Blue hydrogen appears to be an option, at least on the surface. If carbon capture and storage/utilisation were able to be safely implemented on a large scale, blue hydrogen could play a significant role in helping us transition to a clean hydrogen economy. However, those are some big ifs: CCUS has so far only enjoyed limited commercial success, with the economics and huge CCUS capacity required for wide-scale implementation of blue hydrogen not yet existing. Such technologies can capture more than 90% of greenhouse gas emissions, although, for many projects, it is less. And even if we assume that blue hydrogen production is low-carbon, we must consider the greenhouse gas emissions that come from leaks in natural gas pipelines. Then, just as with nuclear waste, there are potential issues with pushing the problem down the line; there is no certainty that it won’t leak out and little idea of who will be responsible if it does. Blue is, unfortunately, perhaps not so green.

Turquoise hydrogen overcomes some of the technical CCUS difficulties faced by blue hydrogen since it creates a solid carbon by-product, seemingly making this a contender for ‘carbon-neutral’ hydrogen. However, permanently storing carbon at an industrial scale is still an unknown quantity. On top of this, methane pyrolysis is much less efficient than steam reformation for blue hydrogen and is today only carried out at a small scale.

All of this seems to make one thing clear: Only green hydrogen has the climate impact we need, and it is the only true ‘climate-neutral’ solution on offer. But at what cost, you may ask?

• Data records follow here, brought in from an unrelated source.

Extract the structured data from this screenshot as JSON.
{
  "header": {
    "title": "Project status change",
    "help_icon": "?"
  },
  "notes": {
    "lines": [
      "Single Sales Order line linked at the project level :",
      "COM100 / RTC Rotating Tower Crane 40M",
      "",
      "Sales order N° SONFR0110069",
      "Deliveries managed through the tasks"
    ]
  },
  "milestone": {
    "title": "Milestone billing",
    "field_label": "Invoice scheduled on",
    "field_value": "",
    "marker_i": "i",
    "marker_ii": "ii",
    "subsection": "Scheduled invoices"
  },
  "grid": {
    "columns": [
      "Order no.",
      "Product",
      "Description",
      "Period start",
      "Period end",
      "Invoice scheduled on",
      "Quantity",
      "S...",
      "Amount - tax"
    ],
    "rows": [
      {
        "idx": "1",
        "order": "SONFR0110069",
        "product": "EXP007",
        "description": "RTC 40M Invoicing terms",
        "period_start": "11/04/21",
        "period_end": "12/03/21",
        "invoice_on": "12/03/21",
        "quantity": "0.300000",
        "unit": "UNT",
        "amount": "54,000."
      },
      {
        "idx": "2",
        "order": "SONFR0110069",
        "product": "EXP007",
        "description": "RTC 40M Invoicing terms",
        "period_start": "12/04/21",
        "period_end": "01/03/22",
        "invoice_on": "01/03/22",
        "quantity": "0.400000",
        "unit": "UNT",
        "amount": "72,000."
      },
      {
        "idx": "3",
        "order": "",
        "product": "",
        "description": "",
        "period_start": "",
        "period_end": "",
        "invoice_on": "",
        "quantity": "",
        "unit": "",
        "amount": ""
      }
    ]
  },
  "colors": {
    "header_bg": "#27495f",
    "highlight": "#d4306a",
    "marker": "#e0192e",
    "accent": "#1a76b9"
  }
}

The rather eye-watering price of green hydrogen production (today, €3.50 to more than €10/kg, compared to €1.5/kg for grey hydrogen) has led to many dismissing large-scale water electrolysis using renewable energy as a costly dream. And these doubts may once have been well-founded — but that is no longer the case.

With the plummeting cost of renewable energy production, rapid improvements in electrolyser efficiencies and the expected cost benefits of scaled-up production, we foresee that our modular electrolysers could produce green hydrogen with a lifetime cost on par with grey hydrogen by 2025.

Although this assumes falling power prices, it doesn’t take other possible positive influences into account. These include the introduction of carbon taxes, gas price volatility and gas price rises projected by the IEA, which would take grey and blue hydrogen prices along for the ride. Or the potential to produce green hydrogen in sun and wind-rich areas such as North Africa or the Middle East, and ship this just as fossil fuels are currently transported.

We also need to consider the unique properties and flexibility of modular green hydrogen production; it lets us create energy storage solutions for efficient use of solar and wind energy, remote microgrids or flexible on-site power-to-gas production — delivered exactly where it’s needed, even away from centralised production of fossil-fuel-based hydrogens. In short, it’s the hydrogen colour that can deliver decarbonisation in both decentralised and large-scale applications, and the only option we can consider as the world faces the burning need to decouple our economies from fossil fuels and protect our environmental systems.

The hydrogen transition in different parts of the world has already started with an approach that spans the hydrogen colour palette. At this critical stage, we need to be careful that the hype around hydrogen doesn’t let decision-makers sign on to just any colour of hydrogen — because we’re increasingly seeing that only green hydrogen is golden.


Related Posts
Please wait...